Zeke: I agree with Tierney and Karlsson, they stood out. I’ll say Matt Irwin if anyone is looking for an additional player. Irwin was awful early in the year, but had a nice second half. It is easy to look at the points, and those ramped up a bunch. But his defense was the most improved part of his game. He was -9 in early February, and is now +3. Quite a turnaround. I’m wary of 2 months sample sizes, but this is easily the best he has looked in his career. I also think Scott Hannan quietly had a much better year than most people were anticipating.

Matt Irwin’s improvement in the 2nd half of the season is worth noticing. (Anthony Gruppuso-USA TODAY Sports)

Drew: I think we also need to take a look at some of the veterans that had great years. The likes of Couture, Pavelski, and Vlasic were outstanding throughout the entire season and have given this club a lot of promise for the future. Hopefully they can keep up their level of play and become hall-of-fame candidates like the core generation before them (Marleau, Thornton, etc.)

Zeke: Couture may have had his best season. He took a lot of criticism over the year, but he was really doing a lot by himself. Patrick Marleau’s season has been discussed at length, including in our prior roundtable. Marleau was, in essence, a drag on Couture’s line all year. I look forward to seeing Tierney and Couture on the same line. Couture feeds off creativity and his linemates didn’t have that. Tierney does. Karlsson may be a good fit with those two and that would be the sort of line one could pencil in for a very long time. Alas, you have to put them together to see if they have the chemistry needed.

Question 6: The defining period for this Shark team was the collapse in February, the team was 3-8-2 and winless (0-6-2) at the Shark Tank. What should we have learned from that?

Tyler Kennedy
Tyler Kennedy was moved to the islanders after the Sharks February meltdown. (Timothy T. Ludwig-USA TODAY Sports)

Ken: A whole lot of shoulda, coulda, woulda. San Jose this season was an average team disguised as a contender. The players were overlooking teams that were well below them and they got bitten by it. These players were not a complete team. The dysfunction had infected everyone. Forwards weren’t coming back and helping the D, goalies weren’t bailing their guys out, and the special teams was abysmal on both sides. It’s not as if the schedule was a grinder. At the time, only four of the thirteen games were played against playoff positioned teams. The team was listless, without a leader, and just plain bad.

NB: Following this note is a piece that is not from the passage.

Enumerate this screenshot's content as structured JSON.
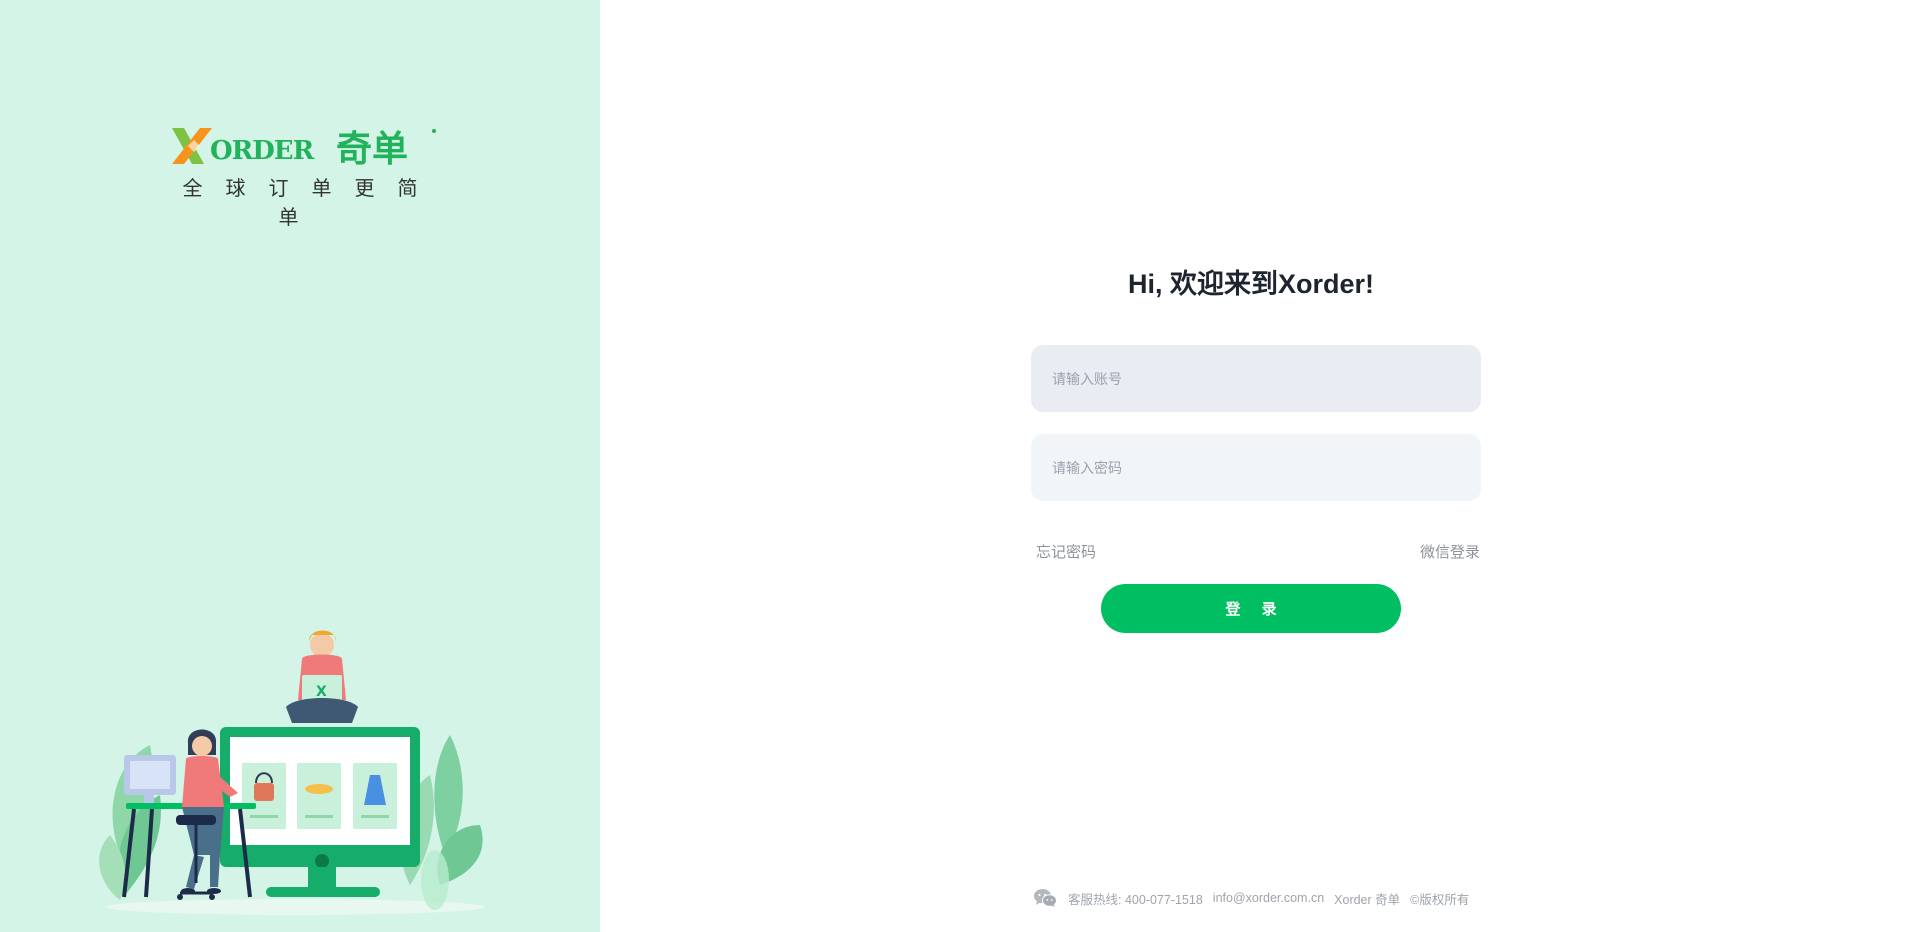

Drew: February told me that the team didn’t have the drive to win. Losses to Edmonton and Carolina on home ice are inexcusable and demonstrate the dysfunction San Jose has had. If the Sharks won those two games, they would have three more points in the standings and likely taken the playoff race down to the wire, instead of being eliminated for the first time since 2003 with 3 games left to play.

Zeke: I think many assumed that this team could overcome all sorts of things because they had in the past. The team was not ready for prime time, it really was a so-so team. February was the proof. Sometimes reality is harsh. When the playoff push began, the Sharks showed how undeserving they were. The Sharks had no room for error and they made plenty of errors. Judging by what happened at the trade deadline, even management gave up on the team. Ken captured it well in the headline for his article: Sharks Trade Tyler Kennedy for a Bucket of Pucks.

Ken: I think the reality check is important. Maybe this team wasn’t really THAT good. Expectations were a little too high. They had underperformances all around the roster. The team was still rattled from that historic collapse, and their vets were just another year older. February might’ve been the REAL Sharks team that we should have expected.

Zeke: We have a consensus on this one: the team was exposed as a pretender. Look at the adjectives used here: dysfunction, underperformance, listless, abysmal. February was all that and less. To go winless in 8 chances at the home arena really is ‘all of the above’.